__EXERCISE REQUIREMENTS__.
For the word "valores", work out how many lines in the records below contain it and state that count alone.

__RECORDS__.

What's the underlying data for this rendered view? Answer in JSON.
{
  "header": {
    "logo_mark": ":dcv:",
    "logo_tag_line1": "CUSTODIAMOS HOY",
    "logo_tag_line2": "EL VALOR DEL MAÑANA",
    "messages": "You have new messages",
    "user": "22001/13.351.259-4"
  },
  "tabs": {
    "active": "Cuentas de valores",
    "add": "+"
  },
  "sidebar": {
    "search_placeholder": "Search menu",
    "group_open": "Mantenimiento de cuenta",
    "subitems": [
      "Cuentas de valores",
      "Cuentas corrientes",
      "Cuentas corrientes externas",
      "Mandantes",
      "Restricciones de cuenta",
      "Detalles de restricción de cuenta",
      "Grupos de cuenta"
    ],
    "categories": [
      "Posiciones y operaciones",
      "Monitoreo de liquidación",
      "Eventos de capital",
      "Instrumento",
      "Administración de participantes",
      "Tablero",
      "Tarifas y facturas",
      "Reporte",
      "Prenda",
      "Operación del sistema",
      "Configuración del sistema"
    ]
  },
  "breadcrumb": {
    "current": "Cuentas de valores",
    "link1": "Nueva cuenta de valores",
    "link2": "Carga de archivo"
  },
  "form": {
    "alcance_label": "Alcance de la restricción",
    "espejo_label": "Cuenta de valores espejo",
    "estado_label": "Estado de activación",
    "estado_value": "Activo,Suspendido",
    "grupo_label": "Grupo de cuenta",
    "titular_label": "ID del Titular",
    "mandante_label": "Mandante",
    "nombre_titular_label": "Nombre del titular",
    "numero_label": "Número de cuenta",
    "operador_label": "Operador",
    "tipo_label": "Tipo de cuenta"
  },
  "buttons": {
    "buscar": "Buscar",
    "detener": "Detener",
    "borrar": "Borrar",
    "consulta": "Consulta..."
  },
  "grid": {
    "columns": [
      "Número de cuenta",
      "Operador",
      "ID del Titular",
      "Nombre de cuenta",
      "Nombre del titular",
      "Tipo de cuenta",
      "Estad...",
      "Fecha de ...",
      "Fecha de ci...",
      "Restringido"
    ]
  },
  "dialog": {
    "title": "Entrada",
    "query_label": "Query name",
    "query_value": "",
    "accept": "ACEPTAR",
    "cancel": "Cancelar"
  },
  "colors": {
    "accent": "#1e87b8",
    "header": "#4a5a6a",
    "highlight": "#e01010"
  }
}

__WRITTEN SOLUTION__.
5